▼

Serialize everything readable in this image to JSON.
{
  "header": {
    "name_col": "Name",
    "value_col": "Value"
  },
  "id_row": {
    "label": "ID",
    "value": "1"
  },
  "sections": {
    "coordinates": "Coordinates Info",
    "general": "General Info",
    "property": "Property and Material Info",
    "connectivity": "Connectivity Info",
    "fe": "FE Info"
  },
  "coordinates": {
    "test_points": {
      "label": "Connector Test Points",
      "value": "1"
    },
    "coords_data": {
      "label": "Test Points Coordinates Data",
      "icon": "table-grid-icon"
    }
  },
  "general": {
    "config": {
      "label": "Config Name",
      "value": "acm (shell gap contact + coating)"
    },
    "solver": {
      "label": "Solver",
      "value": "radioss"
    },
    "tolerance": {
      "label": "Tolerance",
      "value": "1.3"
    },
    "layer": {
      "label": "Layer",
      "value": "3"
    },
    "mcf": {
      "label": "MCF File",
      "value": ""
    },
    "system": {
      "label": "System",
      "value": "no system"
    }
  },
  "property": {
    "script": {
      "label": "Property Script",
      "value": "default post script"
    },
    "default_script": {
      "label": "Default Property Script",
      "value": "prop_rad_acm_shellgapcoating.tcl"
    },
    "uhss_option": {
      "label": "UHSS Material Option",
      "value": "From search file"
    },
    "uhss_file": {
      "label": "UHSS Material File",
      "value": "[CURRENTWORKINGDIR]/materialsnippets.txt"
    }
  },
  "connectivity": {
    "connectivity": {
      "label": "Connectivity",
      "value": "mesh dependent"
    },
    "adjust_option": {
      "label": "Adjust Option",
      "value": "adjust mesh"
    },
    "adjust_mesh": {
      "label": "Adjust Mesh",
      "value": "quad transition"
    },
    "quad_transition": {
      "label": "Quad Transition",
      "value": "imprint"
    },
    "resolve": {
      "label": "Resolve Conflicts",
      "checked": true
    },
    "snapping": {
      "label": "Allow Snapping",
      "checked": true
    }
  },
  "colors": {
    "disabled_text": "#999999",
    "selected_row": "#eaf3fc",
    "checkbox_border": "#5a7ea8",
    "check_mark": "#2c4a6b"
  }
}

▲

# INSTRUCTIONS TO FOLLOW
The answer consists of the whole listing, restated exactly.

# OUTPUT BELOW
Serialize everything readable in this image to JSON.
{
  "header": {
    "name_col": "Name",
    "value_col": "Value"
  },
  "id_row": {
    "label": "ID",
    "value": "1"
  },
  "sections": {
    "coordinates": "Coordinates Info",
    "general": "General Info",
    "property": "Property and Material Info",
    "connectivity": "Connectivity Info",
    "fe": "FE Info"
  },
  "coordinates": {
    "test_points": {
      "label": "Connector Test Points",
      "value": "1"
    },
    "coords_data": {
      "label": "Test Points Coordinates Data",
      "icon": "table-grid-icon"
    }
  },
  "general": {
    "config": {
      "label": "Config Name",
      "value": "acm (shell gap contact + coating)"
    },
    "solver": {
      "label": "Solver",
      "value": "radioss"
    },
    "tolerance": {
      "label": "Tolerance",
      "value": "1.3"
    },
    "layer": {
      "label": "Layer",
      "value": "3"
    },
    "mcf": {
      "label": "MCF File",
      "value": ""
    },
    "system": {
      "label": "System",
      "value": "no system"
    }
  },
  "property": {
    "script": {
      "label": "Property Script",
      "value": "default post script"
    },
    "default_script": {
      "label": "Default Property Script",
      "value": "prop_rad_acm_shellgapcoating.tcl"
    },
    "uhss_option": {
      "label": "UHSS Material Option",
      "value": "From search file"
    },
    "uhss_file": {
      "label": "UHSS Material File",
      "value": "[CURRENTWORKINGDIR]/materialsnippets.txt"
    }
  },
  "connectivity": {
    "connectivity": {
      "label": "Connectivity",
      "value": "mesh dependent"
    },
    "adjust_option": {
      "label": "Adjust Option",
      "value": "adjust mesh"
    },
    "adjust_mesh": {
      "label": "Adjust Mesh",
      "value": "quad transition"
    },
    "quad_transition": {
      "label": "Quad Transition",
      "value": "imprint"
    },
    "resolve": {
      "label": "Resolve Conflicts",
      "checked": true
    },
    "snapping": {
      "label": "Allow Snapping",
      "checked": true
    }
  },
  "colors": {
    "disabled_text": "#999999",
    "selected_row": "#eaf3fc",
    "checkbox_border": "#5a7ea8",
    "check_mark": "#2c4a6b"
  }
}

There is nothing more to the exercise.